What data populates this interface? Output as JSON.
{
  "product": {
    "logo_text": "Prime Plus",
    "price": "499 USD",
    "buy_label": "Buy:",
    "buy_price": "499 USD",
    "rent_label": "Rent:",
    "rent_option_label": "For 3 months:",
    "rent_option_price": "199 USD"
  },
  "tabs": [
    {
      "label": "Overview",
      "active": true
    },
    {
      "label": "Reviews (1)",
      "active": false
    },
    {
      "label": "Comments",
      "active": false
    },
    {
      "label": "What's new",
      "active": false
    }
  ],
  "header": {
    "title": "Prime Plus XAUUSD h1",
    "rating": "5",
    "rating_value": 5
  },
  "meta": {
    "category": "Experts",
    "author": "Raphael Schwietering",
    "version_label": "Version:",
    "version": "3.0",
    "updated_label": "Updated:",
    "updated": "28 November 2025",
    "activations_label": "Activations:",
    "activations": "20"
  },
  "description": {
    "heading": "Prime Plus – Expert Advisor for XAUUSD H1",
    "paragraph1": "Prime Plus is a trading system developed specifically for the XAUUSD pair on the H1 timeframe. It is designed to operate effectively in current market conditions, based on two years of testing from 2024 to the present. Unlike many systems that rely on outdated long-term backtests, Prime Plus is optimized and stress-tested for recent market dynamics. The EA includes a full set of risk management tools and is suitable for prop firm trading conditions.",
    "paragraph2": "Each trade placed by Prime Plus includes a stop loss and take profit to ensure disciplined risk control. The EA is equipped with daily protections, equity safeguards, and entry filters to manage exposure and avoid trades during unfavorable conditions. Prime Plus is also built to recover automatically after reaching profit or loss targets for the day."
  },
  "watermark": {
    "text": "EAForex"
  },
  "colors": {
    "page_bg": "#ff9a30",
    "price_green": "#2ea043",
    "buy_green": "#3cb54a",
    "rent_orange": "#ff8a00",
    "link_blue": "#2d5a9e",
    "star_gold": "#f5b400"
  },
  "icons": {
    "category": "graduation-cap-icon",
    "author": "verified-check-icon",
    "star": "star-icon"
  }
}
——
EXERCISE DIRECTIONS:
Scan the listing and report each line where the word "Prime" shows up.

ANSWER FOR THE TASK:
    "logo_text": "Prime Plus",
    "title": "Prime Plus XAUUSD h1",
    "heading": "Prime Plus – Expert Advisor for XAUUSD H1",
    "paragraph1": "Prime Plus is a trading system developed specifically for the XAUUSD pair on the H1 timeframe. It is designed to operate effectively in current market conditions, based on two years of testing from 2024 to the present. Unlike many systems that rely on outdated long-term backtests, Prime Plus is optimized and stress-tested for recent market dynamics. The EA includes a full set of risk management tools and is suitable for prop firm trading conditions.",
    "paragraph2": "Each trade placed by Prime Plus includes a stop loss and take profit to ensure disciplined risk control. The EA is equipped with daily protections, equity safeguards, and entry filters to manage exposure and avoid trades during unfavorable conditions. Prime Plus is also built to recover automatically after reaching profit or loss targets for the day."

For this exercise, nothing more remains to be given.